This article will discuss the two main delivery options for modern businesses looking to get their goods to customers—third-party delivery and in-house. You will come to understand the main differences between these two delivery options in addition to some pros and cons for each choice.
In-House and Third-Party Delivery Overview and Definition
Retailers of all sizes, ranging from Amazon to local grocery stores, increasingly recognize the importance of an excellent delivery experience for end customers. Same day delivery, custom choice of delivery time, and free delivery are all becoming more important as merchants begin to compete mostly on the quality of the customer experience they can provide.
As far back as 2015, MetaPack’s Delivering Consumer Choice report found that 96 percent of shoppers would choose the same retailer again if the delivery experience was positive. Conducting the same survey now would likely yield an even greater proportion of customers who emphasize the delivery experience.
Companies have two broad options when it comes to deciding how to get their goods to customers—in-house or third-party delivery.
In-house delivery means using your own dedicated delivery staff and your own fleet of vehicles to get orders to customers. An example of a large company that uses in-house delivery quite successfully is British multinational grocery and merchandise retailer, Tesco or pizza delivery company Domino’s.
Third-party delivery entails outsourcing your delivery operations to a third-party company and paying them a delivery fee for it. For example, a restaurant might pay a company such as Deliveroo to get food from their premises to customers who order food for delivery.
Restaurants that offer food delivery understand the importance of flawless and prompt delivery of customer orders. When people order food for delivery there is no leeway for error—the food needs to arrive hot, the order needs to be correct, and it all should come to the customer’s door exactly when they want it. Restaurants are turning to dedicated restaurant delivery software platforms such as Bringg and Zuppler to help streamline operations and improve delivery experiences, regardless of whether they opt for third party or in-house.
In-house delivery pros and cons
- In-house delivery gives you full control over the delivery experience.
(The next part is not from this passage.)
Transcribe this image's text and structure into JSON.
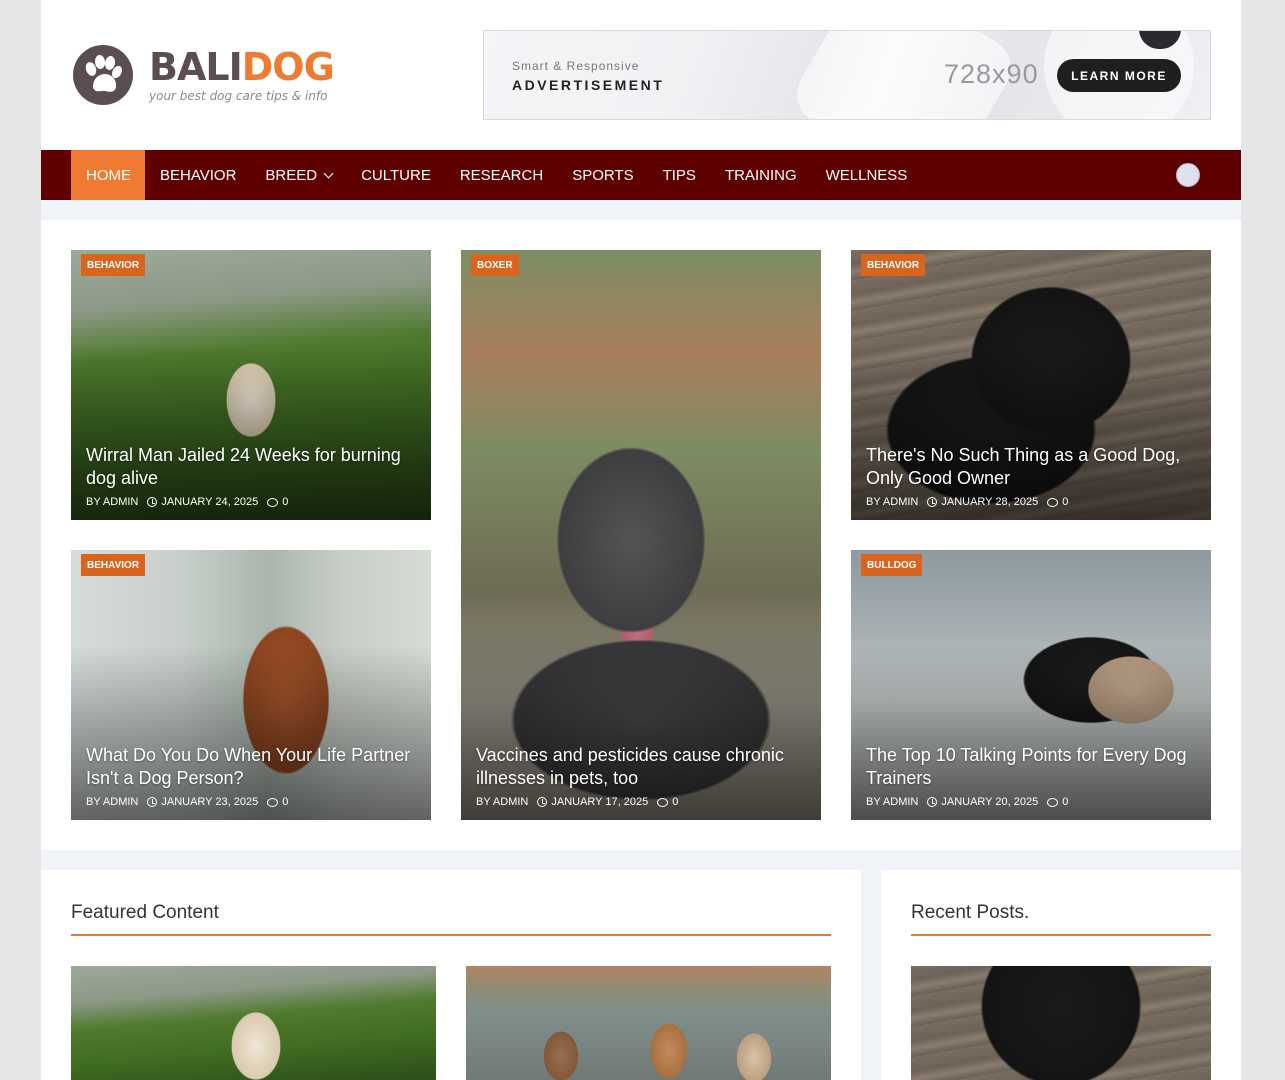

With the statistics highlighting how critical a good delivery experience is to customers in deciding whether to order from you again, you might view keeping full control over delivery logistics as a smart business decision.
- Choosing in-house delivery gives you the freedom and flexibility to define your own product offering and business model. Some third party services providers restrict the types of products that they are willing to deliver.
- By cutting out the middleman when getting products to customers, you reduce the potential for communication barriers to develop.
- The ability to scale your in-house delivery operations is constrained by the capital you have available. The cost of a fleet of vehicles can become expensive quite quickly.
- Being able to run a smooth in-house delivery option requires expertise that your company simply might not have. If delivery logistics aren’t a key competency of your business, you run a high risk of encountering inefficiencies that ultimately impact upon customer experience and business reputation.
- When things go wrong with in-house delivery and customers end up dissatisfied, you cannot pass the buck onto a third-party company. You take full accountability for bad experiences with this form of delivery.
Third-party Delivery Pros and Cons
- Outsourcing delivery lets you focus exclusively on the tangible things you provide to customers, whether that means an innovative gadget, stylish clothes, or delicious food. After all, customers are going to most remember the value your product adds to their lives. The administrative burden of having to handle delivery can take away focus from the end product.
- Choosing to outsource delivery can lower your fixed costs because you don’t have to pay any wages to delivery staff and you don’t need to pay insurance costs. Furthermore, capital requirements are eased because you don’t need to purchase a fleet of delivery vehicles.
- For restaurants in particular, hiring a third party delivery service has the potential to bring new business to you. Many third-party delivery operators have their own websites where they collate menus for the restaurants they work with.
- Outsourcing delivery to a third party service provider involves a loss of control over one of the most significant influencing aspects on customer experience. Your business has no control over whether the company you pay makes mistakes or delivers the experience your customers want. Inadequate staff training by third-party providers can impact your business even though you have no control over this. At least with in-house, you can train delivery staff in the exacting delivery standards your business and its customers demand.
- Third-party delivery companies often ask for a hefty chunk of the order price, sometimes up to 35 percent. This heavy commission might be unfeasible for many businesses, and even taking into account staff, wages, and vehicle costs, in-house often works out cheaper.
- Introducing a third party into the equation increases the potential for communication issues to arise that can ultimately impact end customers. With this delivery option, a technology hitch at the third party company can result in your business not receiving notifications about orders.
Both in-house and third-party delivery come with their own unique benefits and drawbacks, and it is up to your business to decide which of the options is most suitable. Regardless of what form of delivery you opt for, it is a smart choice to use some sort of delivery software so that you get transparency into delivery logistics and optimize your operations based on the data this type of software provides.